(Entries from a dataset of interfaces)
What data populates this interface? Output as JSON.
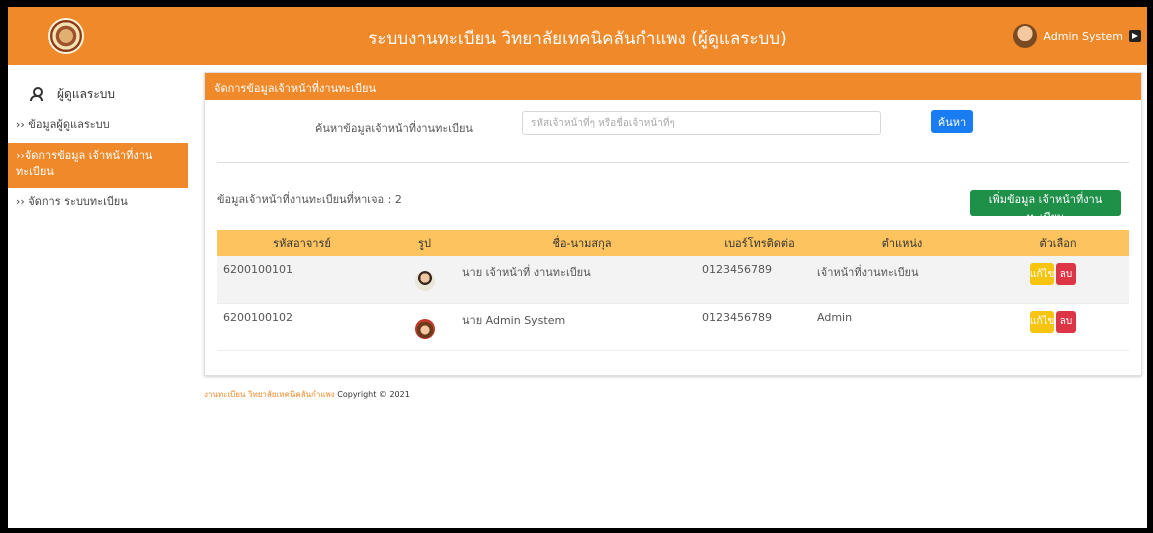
{
  "header": {
    "title": "ระบบงานทะเบียน วิทยาลัยเทคนิคลันกำแพง (ผู้ดูแลระบบ)",
    "user_name": "Admin System"
  },
  "sidebar": {
    "heading": "ผู้ดูแลระบบ",
    "items": [
      {
        "label": "›› ข้อมูลผู้ดูแลระบบ"
      },
      {
        "label": "››จัดการข้อมูล เจ้าหน้าที่งานทะเบียน"
      },
      {
        "label": "›› จัดการ ระบบทะเบียน"
      }
    ]
  },
  "panel": {
    "title": "จัดการข้อมูลเจ้าหน้าที่งานทะเบียน",
    "search_label": "ค้นหาข้อมูลเจ้าหน้าที่งานทะเบียน",
    "search_placeholder": "รหัสเจ้าหน้าที่ๆ หรือชื่อเจ้าหน้าที่ๆ",
    "search_button": "ค้นหา",
    "count_text": "ข้อมูลเจ้าหน้าที่งานทะเบียนที่หาเจอ : 2",
    "add_button": "เพิ่มข้อมูล เจ้าหน้าที่งานทะเบียน"
  },
  "table": {
    "headers": [
      "รหัสอาจารย์",
      "รูป",
      "ชื่อ-นามสกุล",
      "เบอร์โทรติดต่อ",
      "ตำแหน่ง",
      "ตัวเลือก"
    ],
    "rows": [
      {
        "id": "6200100101",
        "name": "นาย เจ้าหน้าที่ งานทะเบียน",
        "phone": "0123456789",
        "position": "เจ้าหน้าที่งานทะเบียน",
        "edit": "แก้ไข",
        "delete": "ลบ"
      },
      {
        "id": "6200100102",
        "name": "นาย Admin System",
        "phone": "0123456789",
        "position": "Admin",
        "edit": "แก้ไข",
        "delete": "ลบ"
      }
    ]
  },
  "footer": {
    "link": "งานทะเบียน วิทยาลัยเทคนิคลันกำแพง",
    "copyright": "Copyright © 2021"
  }
}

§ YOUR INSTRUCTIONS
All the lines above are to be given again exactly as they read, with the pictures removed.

§ PROBLEM SOLUTION
What data populates this interface? Output as JSON.
{
  "header": {
    "title": "ระบบงานทะเบียน วิทยาลัยเทคนิคลันกำแพง (ผู้ดูแลระบบ)",
    "user_name": "Admin System"
  },
  "sidebar": {
    "heading": "ผู้ดูแลระบบ",
    "items": [
      {
        "label": "›› ข้อมูลผู้ดูแลระบบ"
      },
      {
        "label": "››จัดการข้อมูล เจ้าหน้าที่งานทะเบียน"
      },
      {
        "label": "›› จัดการ ระบบทะเบียน"
      }
    ]
  },
  "panel": {
    "title": "จัดการข้อมูลเจ้าหน้าที่งานทะเบียน",
    "search_label": "ค้นหาข้อมูลเจ้าหน้าที่งานทะเบียน",
    "search_placeholder": "รหัสเจ้าหน้าที่ๆ หรือชื่อเจ้าหน้าที่ๆ",
    "search_button": "ค้นหา",
    "count_text": "ข้อมูลเจ้าหน้าที่งานทะเบียนที่หาเจอ : 2",
    "add_button": "เพิ่มข้อมูล เจ้าหน้าที่งานทะเบียน"
  },
  "table": {
    "headers": [
      "รหัสอาจารย์",
      "รูป",
      "ชื่อ-นามสกุล",
      "เบอร์โทรติดต่อ",
      "ตำแหน่ง",
      "ตัวเลือก"
    ],
    "rows": [
      {
        "id": "6200100101",
        "name": "นาย เจ้าหน้าที่ งานทะเบียน",
        "phone": "0123456789",
        "position": "เจ้าหน้าที่งานทะเบียน",
        "edit": "แก้ไข",
        "delete": "ลบ"
      },
      {
        "id": "6200100102",
        "name": "นาย Admin System",
        "phone": "0123456789",
        "position": "Admin",
        "edit": "แก้ไข",
        "delete": "ลบ"
      }
    ]
  },
  "footer": {
    "link": "งานทะเบียน วิทยาลัยเทคนิคลันกำแพง",
    "copyright": "Copyright © 2021"
  }
}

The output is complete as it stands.